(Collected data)

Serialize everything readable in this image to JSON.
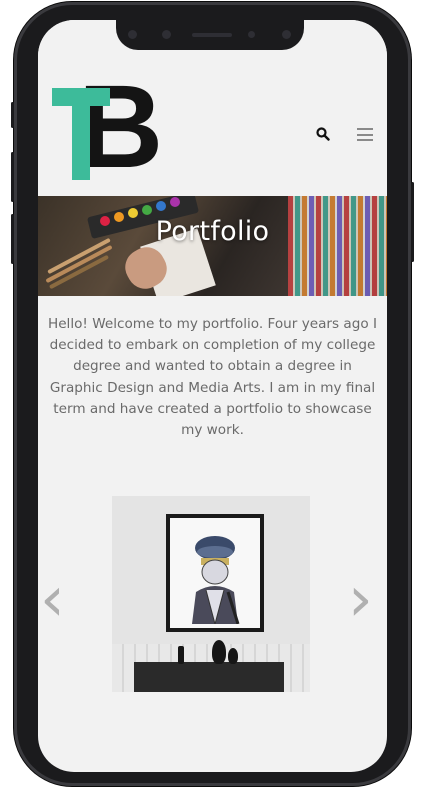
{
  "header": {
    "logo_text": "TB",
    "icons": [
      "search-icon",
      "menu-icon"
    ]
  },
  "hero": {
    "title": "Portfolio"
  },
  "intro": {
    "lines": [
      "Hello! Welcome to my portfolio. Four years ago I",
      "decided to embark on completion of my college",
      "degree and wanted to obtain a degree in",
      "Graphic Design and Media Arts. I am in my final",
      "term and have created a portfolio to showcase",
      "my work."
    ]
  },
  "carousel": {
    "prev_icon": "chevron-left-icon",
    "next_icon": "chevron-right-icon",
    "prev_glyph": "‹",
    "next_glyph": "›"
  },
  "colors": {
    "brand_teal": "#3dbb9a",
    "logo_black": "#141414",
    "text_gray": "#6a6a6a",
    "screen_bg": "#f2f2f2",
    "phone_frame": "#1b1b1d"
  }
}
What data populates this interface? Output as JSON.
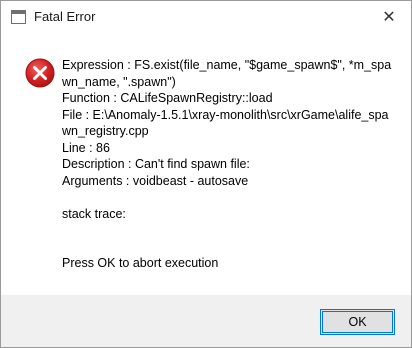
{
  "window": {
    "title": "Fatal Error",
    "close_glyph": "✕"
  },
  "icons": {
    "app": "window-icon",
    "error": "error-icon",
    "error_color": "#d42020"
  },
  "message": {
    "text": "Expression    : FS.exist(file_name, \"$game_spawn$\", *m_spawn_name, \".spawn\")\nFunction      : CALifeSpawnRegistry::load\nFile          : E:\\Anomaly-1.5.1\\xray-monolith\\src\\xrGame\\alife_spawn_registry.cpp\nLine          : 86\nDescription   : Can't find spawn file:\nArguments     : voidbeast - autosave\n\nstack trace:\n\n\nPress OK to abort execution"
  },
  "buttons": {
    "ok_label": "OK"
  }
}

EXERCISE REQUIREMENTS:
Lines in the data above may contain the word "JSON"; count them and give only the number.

COMPLETED TASK:
2